▽

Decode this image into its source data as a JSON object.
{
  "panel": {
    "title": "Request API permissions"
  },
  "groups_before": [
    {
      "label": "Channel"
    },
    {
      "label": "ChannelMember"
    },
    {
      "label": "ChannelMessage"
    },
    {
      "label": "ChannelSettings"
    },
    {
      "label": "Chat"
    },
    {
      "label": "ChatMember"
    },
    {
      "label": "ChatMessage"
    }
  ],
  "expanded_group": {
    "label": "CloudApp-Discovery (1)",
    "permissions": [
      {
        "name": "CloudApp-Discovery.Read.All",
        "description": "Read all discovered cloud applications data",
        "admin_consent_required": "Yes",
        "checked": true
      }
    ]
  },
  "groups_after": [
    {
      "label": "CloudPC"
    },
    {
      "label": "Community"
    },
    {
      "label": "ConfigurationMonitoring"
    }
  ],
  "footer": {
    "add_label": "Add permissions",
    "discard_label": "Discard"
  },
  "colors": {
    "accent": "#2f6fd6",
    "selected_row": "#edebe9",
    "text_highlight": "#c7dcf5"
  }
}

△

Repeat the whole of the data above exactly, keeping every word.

• _Output below_:
Decode this image into its source data as a JSON object.
{
  "panel": {
    "title": "Request API permissions"
  },
  "groups_before": [
    {
      "label": "Channel"
    },
    {
      "label": "ChannelMember"
    },
    {
      "label": "ChannelMessage"
    },
    {
      "label": "ChannelSettings"
    },
    {
      "label": "Chat"
    },
    {
      "label": "ChatMember"
    },
    {
      "label": "ChatMessage"
    }
  ],
  "expanded_group": {
    "label": "CloudApp-Discovery (1)",
    "permissions": [
      {
        "name": "CloudApp-Discovery.Read.All",
        "description": "Read all discovered cloud applications data",
        "admin_consent_required": "Yes",
        "checked": true
      }
    ]
  },
  "groups_after": [
    {
      "label": "CloudPC"
    },
    {
      "label": "Community"
    },
    {
      "label": "ConfigurationMonitoring"
    }
  ],
  "footer": {
    "add_label": "Add permissions",
    "discard_label": "Discard"
  },
  "colors": {
    "accent": "#2f6fd6",
    "selected_row": "#edebe9",
    "text_highlight": "#c7dcf5"
  }
}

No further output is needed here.